Pediatric-Asthma Action Plan

a young boy using an inhaler to help with asthma

Asthma in Infants, Toddlers, and School-Age Kids

One of the biggest missed diagnoses in pediatric practice is underlying asthma because asthma is a chronic lung condition that may only occur in episodes. Asthma affects the airways of respiration and how your lungs move air in and out. When an individual has asthma, their airways are more sensitive and reactive to allergens, viral infections, irritants, weather, and exercise that may trigger symptoms of asthma. 

These are mediated by inflammatory markers and cells in our body that cause mucus production and airway tightness. The signs and symptoms of asthma may look different in a child depending on age and overall health.

Asthma in Infants

In infants, we have only the outward signs and symptoms to clue us that a child has asthma. The smaller the infant, the smaller their airways which means there is less room to compensate for the narrowing of airways. In babies, asthma may present in the following ways:

• Shallow and fast breathing
• Increased work of breathing—nostril flaring, use of accessory muscles to breathe like sucking in and out of the belly, ribs, and above the sternum
• Wheezing
• Fussy
• Persistent cough
• Decreased suck or feeding
• Tiredness and not seemingly interested in normal play/activities
• Looking pale or blue in the face, lips and fingernails

Asthma in Toddlers

For toddlers, some children can verbalized that they are feeling unwell, but they may not be able to pinpoint exactly how they feel. They may report that their stomach hurts, having chest pain, feeling tired, wanting to sit or lay down, and not feeling hungry. The outward symptoms may include the following:

  • Fatigue
  • Persistent coughing night and day
  • Wheezing
  • Shortness of breath-breathing fast
  • Increased work of breathing
  • Not as active as usual
  • Fussy

School-Age Kids

While most school-age kids can tell you they are not feeling well and have a hard time breathing, we can’t always count on them to tell us until they feel very sick. For this reason, parents take a proactive role in observing how their child or teen is doing, and the following tell-tell signs and symptoms:

  • Wheezing
  • A persistent cough (night and day)
  • Intermittent cough (after sports/exercise)
  • Chest tightness
  • Short of breath
  • Having difficulty breathing
  • Sleep disturbance from coughing
  • Tiredness—not wanting to go to school or do regular activities

Dr. Eileen has been diagnosing and treating kids with asthma with over 12 years of experience. She does so by taking a detailed family medical history and personal history, review medications and previous ER or urgent care encounters, and current symptoms and lifestyle to help you and your family determine whether your child has asthma and what kind of treatment plan will optimize your child’s health.

She then formulates a thorough asthma action plan to help you and your child navigate real-life scenarios so you will be informed to know the right steps to treat and manage your child’s asthma.

Dr. Eileen Shi

Board-Certified Las Vegas Pediatrician

Your pediatrician should always be your child’s advocate and believe your child always comes first.

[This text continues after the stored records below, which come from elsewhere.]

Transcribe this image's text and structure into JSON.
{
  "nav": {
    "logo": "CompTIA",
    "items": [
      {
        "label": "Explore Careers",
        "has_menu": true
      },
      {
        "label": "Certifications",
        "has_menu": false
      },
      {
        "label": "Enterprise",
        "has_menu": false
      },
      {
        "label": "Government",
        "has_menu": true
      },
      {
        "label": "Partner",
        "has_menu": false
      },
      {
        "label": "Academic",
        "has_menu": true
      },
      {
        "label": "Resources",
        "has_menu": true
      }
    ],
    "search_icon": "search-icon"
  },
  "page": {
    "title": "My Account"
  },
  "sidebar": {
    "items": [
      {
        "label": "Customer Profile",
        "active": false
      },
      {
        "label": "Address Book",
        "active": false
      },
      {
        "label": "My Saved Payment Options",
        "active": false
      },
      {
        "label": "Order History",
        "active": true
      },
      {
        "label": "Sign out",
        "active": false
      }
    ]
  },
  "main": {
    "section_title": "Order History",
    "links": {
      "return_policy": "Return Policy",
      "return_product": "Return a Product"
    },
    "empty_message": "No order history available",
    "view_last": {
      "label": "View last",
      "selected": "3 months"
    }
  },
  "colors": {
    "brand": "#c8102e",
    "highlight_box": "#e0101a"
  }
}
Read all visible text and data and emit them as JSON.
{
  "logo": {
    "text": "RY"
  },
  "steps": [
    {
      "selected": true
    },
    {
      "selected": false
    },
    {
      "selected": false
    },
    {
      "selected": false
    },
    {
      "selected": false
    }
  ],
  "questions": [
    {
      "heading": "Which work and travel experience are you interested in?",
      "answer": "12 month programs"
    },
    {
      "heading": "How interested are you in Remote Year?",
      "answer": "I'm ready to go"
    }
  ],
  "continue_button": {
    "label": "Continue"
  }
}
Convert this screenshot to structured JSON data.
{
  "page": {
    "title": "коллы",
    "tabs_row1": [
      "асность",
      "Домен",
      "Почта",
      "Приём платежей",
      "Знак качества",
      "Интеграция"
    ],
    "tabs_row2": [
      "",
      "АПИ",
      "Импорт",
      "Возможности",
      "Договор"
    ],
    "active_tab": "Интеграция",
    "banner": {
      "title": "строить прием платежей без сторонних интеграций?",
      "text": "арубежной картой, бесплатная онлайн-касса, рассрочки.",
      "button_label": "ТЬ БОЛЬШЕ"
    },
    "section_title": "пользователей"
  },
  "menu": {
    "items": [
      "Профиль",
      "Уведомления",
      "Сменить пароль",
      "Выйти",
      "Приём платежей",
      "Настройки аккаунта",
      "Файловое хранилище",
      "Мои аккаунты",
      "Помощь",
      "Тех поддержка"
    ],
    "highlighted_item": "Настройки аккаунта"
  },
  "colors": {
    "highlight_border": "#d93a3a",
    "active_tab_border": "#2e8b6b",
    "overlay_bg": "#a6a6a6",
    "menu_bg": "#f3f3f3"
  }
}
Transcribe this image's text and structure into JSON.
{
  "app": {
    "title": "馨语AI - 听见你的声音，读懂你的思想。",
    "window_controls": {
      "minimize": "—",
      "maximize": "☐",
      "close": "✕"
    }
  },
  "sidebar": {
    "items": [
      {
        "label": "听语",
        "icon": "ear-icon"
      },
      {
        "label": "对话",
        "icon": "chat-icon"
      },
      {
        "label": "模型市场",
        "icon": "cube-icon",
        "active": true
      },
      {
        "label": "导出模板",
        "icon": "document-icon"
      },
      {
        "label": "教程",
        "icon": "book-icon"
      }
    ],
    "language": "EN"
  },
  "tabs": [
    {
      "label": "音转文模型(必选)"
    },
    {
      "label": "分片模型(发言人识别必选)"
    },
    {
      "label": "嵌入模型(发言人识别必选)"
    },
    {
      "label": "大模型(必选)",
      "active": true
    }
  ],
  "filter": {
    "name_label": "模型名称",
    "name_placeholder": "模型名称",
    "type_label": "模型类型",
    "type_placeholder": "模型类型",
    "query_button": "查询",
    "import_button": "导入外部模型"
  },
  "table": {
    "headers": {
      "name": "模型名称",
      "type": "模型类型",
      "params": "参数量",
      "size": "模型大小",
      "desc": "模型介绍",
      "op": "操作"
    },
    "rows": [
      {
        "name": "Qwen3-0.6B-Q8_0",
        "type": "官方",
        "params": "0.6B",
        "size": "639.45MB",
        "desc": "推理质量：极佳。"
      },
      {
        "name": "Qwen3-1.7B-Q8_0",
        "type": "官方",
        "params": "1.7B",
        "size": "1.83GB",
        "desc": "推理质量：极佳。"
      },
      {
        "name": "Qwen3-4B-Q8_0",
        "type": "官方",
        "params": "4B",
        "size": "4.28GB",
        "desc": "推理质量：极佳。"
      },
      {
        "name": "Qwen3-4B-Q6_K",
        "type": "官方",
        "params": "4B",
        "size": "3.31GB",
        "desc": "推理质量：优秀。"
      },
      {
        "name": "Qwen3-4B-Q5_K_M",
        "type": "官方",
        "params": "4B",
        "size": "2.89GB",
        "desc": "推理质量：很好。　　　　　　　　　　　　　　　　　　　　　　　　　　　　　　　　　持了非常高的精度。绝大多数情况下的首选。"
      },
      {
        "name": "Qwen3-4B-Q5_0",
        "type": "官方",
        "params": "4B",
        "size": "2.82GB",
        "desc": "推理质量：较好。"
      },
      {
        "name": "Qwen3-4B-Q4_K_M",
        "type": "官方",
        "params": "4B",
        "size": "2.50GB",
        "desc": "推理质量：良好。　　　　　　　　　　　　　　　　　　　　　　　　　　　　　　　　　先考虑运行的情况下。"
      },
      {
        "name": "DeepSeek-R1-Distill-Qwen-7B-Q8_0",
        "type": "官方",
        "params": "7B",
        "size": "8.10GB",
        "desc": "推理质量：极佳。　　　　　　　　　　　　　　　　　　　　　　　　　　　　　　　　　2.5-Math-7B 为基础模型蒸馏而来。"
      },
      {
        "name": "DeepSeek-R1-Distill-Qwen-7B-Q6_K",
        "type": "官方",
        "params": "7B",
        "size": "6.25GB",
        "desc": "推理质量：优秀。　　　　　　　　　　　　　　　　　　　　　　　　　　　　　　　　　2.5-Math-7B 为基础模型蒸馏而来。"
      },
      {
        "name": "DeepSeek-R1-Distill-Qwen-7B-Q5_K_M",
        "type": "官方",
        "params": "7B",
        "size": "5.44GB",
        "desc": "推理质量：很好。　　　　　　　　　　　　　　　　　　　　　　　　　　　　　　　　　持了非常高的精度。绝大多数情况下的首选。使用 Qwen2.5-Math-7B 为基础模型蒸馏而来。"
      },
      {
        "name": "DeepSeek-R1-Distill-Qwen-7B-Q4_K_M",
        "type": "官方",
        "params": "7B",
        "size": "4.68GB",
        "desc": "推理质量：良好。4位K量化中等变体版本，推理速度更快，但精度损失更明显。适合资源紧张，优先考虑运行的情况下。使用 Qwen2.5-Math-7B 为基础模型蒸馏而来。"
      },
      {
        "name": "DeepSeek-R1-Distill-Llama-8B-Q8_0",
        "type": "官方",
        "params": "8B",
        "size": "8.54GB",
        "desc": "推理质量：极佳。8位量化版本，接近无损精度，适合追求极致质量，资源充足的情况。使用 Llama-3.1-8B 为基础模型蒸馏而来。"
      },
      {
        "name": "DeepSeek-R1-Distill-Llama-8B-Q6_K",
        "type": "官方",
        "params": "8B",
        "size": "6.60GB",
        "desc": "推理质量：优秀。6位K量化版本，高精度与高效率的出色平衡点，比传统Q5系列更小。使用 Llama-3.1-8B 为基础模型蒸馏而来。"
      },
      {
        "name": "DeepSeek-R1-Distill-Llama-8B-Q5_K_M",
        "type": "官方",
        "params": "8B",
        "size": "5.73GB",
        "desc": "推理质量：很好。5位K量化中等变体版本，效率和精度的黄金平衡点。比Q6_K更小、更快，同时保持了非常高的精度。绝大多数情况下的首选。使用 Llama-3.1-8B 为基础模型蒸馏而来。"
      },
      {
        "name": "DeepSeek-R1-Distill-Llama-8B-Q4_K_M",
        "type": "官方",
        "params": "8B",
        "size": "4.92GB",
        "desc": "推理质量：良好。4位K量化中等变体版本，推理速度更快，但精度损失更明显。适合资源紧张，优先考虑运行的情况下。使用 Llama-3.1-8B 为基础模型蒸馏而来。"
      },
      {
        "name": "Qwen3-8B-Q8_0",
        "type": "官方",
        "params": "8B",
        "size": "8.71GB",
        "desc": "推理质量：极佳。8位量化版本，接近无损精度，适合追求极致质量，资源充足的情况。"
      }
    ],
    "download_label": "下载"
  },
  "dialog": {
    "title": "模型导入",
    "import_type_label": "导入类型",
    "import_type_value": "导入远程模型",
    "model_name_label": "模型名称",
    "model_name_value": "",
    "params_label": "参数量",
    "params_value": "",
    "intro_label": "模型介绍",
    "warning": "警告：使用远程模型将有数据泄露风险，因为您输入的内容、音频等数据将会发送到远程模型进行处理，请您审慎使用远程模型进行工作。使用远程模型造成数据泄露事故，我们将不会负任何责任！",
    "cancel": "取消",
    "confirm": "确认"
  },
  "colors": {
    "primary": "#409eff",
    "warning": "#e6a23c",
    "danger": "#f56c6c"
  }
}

Little Roots Pediatrics families on their wellness journey with Concierge Pediatric care. We integrate evidence-based care with holistic health principles to provide the most up-to-date, direct-access pediatric care.